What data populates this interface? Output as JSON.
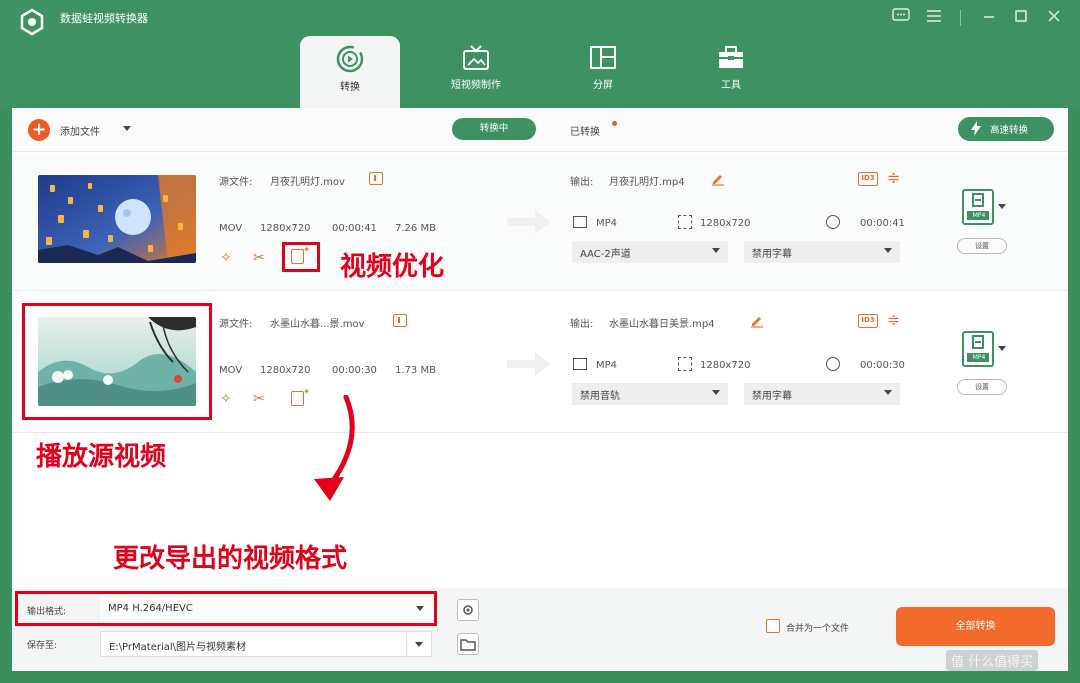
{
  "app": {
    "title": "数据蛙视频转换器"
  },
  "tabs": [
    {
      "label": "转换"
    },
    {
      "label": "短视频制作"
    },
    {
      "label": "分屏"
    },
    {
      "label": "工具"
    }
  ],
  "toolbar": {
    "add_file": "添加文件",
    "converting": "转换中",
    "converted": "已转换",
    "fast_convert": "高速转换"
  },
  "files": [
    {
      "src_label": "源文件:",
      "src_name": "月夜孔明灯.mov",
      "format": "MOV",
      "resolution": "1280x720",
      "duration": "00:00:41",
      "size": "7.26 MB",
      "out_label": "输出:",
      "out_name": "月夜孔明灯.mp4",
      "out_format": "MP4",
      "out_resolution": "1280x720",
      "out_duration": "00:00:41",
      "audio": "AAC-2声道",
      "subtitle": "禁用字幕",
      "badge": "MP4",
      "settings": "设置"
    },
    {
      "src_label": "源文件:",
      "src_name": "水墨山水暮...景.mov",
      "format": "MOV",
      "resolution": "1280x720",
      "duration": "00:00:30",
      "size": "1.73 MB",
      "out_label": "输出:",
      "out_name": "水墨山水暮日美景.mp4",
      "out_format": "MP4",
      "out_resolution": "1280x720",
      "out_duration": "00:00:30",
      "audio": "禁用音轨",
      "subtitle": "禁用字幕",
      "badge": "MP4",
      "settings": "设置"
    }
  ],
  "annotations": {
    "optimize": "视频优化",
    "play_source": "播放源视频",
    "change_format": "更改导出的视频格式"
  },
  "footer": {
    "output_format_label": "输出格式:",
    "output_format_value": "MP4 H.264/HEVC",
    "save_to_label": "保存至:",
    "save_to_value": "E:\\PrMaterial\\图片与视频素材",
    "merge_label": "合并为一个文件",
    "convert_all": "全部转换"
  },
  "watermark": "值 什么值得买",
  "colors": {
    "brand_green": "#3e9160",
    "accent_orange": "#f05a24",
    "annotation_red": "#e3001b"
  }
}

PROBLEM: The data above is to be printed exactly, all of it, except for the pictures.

SOLUTION:
What data populates this interface? Output as JSON.
{
  "app": {
    "title": "数据蛙视频转换器"
  },
  "tabs": [
    {
      "label": "转换"
    },
    {
      "label": "短视频制作"
    },
    {
      "label": "分屏"
    },
    {
      "label": "工具"
    }
  ],
  "toolbar": {
    "add_file": "添加文件",
    "converting": "转换中",
    "converted": "已转换",
    "fast_convert": "高速转换"
  },
  "files": [
    {
      "src_label": "源文件:",
      "src_name": "月夜孔明灯.mov",
      "format": "MOV",
      "resolution": "1280x720",
      "duration": "00:00:41",
      "size": "7.26 MB",
      "out_label": "输出:",
      "out_name": "月夜孔明灯.mp4",
      "out_format": "MP4",
      "out_resolution": "1280x720",
      "out_duration": "00:00:41",
      "audio": "AAC-2声道",
      "subtitle": "禁用字幕",
      "badge": "MP4",
      "settings": "设置"
    },
    {
      "src_label": "源文件:",
      "src_name": "水墨山水暮...景.mov",
      "format": "MOV",
      "resolution": "1280x720",
      "duration": "00:00:30",
      "size": "1.73 MB",
      "out_label": "输出:",
      "out_name": "水墨山水暮日美景.mp4",
      "out_format": "MP4",
      "out_resolution": "1280x720",
      "out_duration": "00:00:30",
      "audio": "禁用音轨",
      "subtitle": "禁用字幕",
      "badge": "MP4",
      "settings": "设置"
    }
  ],
  "annotations": {
    "optimize": "视频优化",
    "play_source": "播放源视频",
    "change_format": "更改导出的视频格式"
  },
  "footer": {
    "output_format_label": "输出格式:",
    "output_format_value": "MP4 H.264/HEVC",
    "save_to_label": "保存至:",
    "save_to_value": "E:\\PrMaterial\\图片与视频素材",
    "merge_label": "合并为一个文件",
    "convert_all": "全部转换"
  },
  "watermark": "值 什么值得买",
  "colors": {
    "brand_green": "#3e9160",
    "accent_orange": "#f05a24",
    "annotation_red": "#e3001b"
  }
}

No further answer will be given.